▸ **Information**
[Start of Attachment]

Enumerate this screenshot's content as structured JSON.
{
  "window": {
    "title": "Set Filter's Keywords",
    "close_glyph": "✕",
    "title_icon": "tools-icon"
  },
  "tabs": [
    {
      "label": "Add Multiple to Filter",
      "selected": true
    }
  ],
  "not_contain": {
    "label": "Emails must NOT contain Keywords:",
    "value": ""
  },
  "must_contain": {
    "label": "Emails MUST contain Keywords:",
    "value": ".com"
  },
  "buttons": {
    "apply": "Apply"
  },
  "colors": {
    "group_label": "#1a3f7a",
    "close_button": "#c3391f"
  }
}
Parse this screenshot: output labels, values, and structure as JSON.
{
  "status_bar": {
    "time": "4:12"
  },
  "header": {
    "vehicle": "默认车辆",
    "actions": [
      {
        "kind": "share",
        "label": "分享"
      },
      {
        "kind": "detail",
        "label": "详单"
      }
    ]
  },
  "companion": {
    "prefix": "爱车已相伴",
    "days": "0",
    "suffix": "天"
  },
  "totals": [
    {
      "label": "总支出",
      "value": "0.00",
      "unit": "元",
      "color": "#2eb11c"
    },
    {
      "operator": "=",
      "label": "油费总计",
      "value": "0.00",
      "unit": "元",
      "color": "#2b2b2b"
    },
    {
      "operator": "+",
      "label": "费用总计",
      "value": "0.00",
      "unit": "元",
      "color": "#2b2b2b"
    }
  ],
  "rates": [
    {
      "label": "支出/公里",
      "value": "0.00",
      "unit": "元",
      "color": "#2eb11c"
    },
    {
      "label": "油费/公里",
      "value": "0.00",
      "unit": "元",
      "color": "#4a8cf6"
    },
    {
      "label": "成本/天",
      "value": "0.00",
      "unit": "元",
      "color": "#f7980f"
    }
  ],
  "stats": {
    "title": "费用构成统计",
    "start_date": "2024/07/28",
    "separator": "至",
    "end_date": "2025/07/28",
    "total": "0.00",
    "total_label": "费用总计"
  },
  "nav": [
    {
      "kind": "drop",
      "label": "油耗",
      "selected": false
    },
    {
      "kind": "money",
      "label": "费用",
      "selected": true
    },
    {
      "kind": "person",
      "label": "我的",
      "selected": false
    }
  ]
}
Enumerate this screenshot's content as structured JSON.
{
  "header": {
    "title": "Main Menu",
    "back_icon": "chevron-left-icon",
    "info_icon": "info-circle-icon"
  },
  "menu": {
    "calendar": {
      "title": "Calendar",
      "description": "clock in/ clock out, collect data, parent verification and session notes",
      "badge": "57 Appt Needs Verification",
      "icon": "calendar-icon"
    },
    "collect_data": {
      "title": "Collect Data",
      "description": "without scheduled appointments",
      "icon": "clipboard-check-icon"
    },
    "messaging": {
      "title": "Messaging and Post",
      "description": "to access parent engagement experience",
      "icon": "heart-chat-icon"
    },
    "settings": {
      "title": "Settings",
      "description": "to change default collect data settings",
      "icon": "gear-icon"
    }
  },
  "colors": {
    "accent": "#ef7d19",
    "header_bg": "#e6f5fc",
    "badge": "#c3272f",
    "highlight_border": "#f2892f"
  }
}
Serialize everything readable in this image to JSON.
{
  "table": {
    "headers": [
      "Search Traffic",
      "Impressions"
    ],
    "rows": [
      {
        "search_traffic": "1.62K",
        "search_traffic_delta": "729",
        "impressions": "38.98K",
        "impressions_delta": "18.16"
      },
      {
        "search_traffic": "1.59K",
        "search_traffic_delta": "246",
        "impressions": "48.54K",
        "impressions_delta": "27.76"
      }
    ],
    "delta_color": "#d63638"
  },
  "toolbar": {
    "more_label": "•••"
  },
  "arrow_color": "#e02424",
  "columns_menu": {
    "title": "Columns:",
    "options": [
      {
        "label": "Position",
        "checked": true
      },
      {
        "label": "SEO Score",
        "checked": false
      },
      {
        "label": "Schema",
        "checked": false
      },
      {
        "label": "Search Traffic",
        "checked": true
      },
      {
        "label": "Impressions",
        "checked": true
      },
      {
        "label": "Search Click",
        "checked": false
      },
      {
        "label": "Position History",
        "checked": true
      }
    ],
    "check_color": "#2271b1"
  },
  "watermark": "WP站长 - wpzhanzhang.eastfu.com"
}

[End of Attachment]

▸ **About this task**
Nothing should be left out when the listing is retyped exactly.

▸ **Response to this exercise**
Enumerate this screenshot's content as structured JSON.
{
  "window": {
    "title": "Set Filter's Keywords",
    "close_glyph": "✕",
    "title_icon": "tools-icon"
  },
  "tabs": [
    {
      "label": "Add Multiple to Filter",
      "selected": true
    }
  ],
  "not_contain": {
    "label": "Emails must NOT contain Keywords:",
    "value": ""
  },
  "must_contain": {
    "label": "Emails MUST contain Keywords:",
    "value": ".com"
  },
  "buttons": {
    "apply": "Apply"
  },
  "colors": {
    "group_label": "#1a3f7a",
    "close_button": "#c3391f"
  }
}
Parse this screenshot: output labels, values, and structure as JSON.
{
  "status_bar": {
    "time": "4:12"
  },
  "header": {
    "vehicle": "默认车辆",
    "actions": [
      {
        "kind": "share",
        "label": "分享"
      },
      {
        "kind": "detail",
        "label": "详单"
      }
    ]
  },
  "companion": {
    "prefix": "爱车已相伴",
    "days": "0",
    "suffix": "天"
  },
  "totals": [
    {
      "label": "总支出",
      "value": "0.00",
      "unit": "元",
      "color": "#2eb11c"
    },
    {
      "operator": "=",
      "label": "油费总计",
      "value": "0.00",
      "unit": "元",
      "color": "#2b2b2b"
    },
    {
      "operator": "+",
      "label": "费用总计",
      "value": "0.00",
      "unit": "元",
      "color": "#2b2b2b"
    }
  ],
  "rates": [
    {
      "label": "支出/公里",
      "value": "0.00",
      "unit": "元",
      "color": "#2eb11c"
    },
    {
      "label": "油费/公里",
      "value": "0.00",
      "unit": "元",
      "color": "#4a8cf6"
    },
    {
      "label": "成本/天",
      "value": "0.00",
      "unit": "元",
      "color": "#f7980f"
    }
  ],
  "stats": {
    "title": "费用构成统计",
    "start_date": "2024/07/28",
    "separator": "至",
    "end_date": "2025/07/28",
    "total": "0.00",
    "total_label": "费用总计"
  },
  "nav": [
    {
      "kind": "drop",
      "label": "油耗",
      "selected": false
    },
    {
      "kind": "money",
      "label": "费用",
      "selected": true
    },
    {
      "kind": "person",
      "label": "我的",
      "selected": false
    }
  ]
}
Enumerate this screenshot's content as structured JSON.
{
  "header": {
    "title": "Main Menu",
    "back_icon": "chevron-left-icon",
    "info_icon": "info-circle-icon"
  },
  "menu": {
    "calendar": {
      "title": "Calendar",
      "description": "clock in/ clock out, collect data, parent verification and session notes",
      "badge": "57 Appt Needs Verification",
      "icon": "calendar-icon"
    },
    "collect_data": {
      "title": "Collect Data",
      "description": "without scheduled appointments",
      "icon": "clipboard-check-icon"
    },
    "messaging": {
      "title": "Messaging and Post",
      "description": "to access parent engagement experience",
      "icon": "heart-chat-icon"
    },
    "settings": {
      "title": "Settings",
      "description": "to change default collect data settings",
      "icon": "gear-icon"
    }
  },
  "colors": {
    "accent": "#ef7d19",
    "header_bg": "#e6f5fc",
    "badge": "#c3272f",
    "highlight_border": "#f2892f"
  }
}
Serialize everything readable in this image to JSON.
{
  "table": {
    "headers": [
      "Search Traffic",
      "Impressions"
    ],
    "rows": [
      {
        "search_traffic": "1.62K",
        "search_traffic_delta": "729",
        "impressions": "38.98K",
        "impressions_delta": "18.16"
      },
      {
        "search_traffic": "1.59K",
        "search_traffic_delta": "246",
        "impressions": "48.54K",
        "impressions_delta": "27.76"
      }
    ],
    "delta_color": "#d63638"
  },
  "toolbar": {
    "more_label": "•••"
  },
  "arrow_color": "#e02424",
  "columns_menu": {
    "title": "Columns:",
    "options": [
      {
        "label": "Position",
        "checked": true
      },
      {
        "label": "SEO Score",
        "checked": false
      },
      {
        "label": "Schema",
        "checked": false
      },
      {
        "label": "Search Traffic",
        "checked": true
      },
      {
        "label": "Impressions",
        "checked": true
      },
      {
        "label": "Search Click",
        "checked": false
      },
      {
        "label": "Position History",
        "checked": true
      }
    ],
    "check_color": "#2271b1"
  },
  "watermark": "WP站长 - wpzhanzhang.eastfu.com"
}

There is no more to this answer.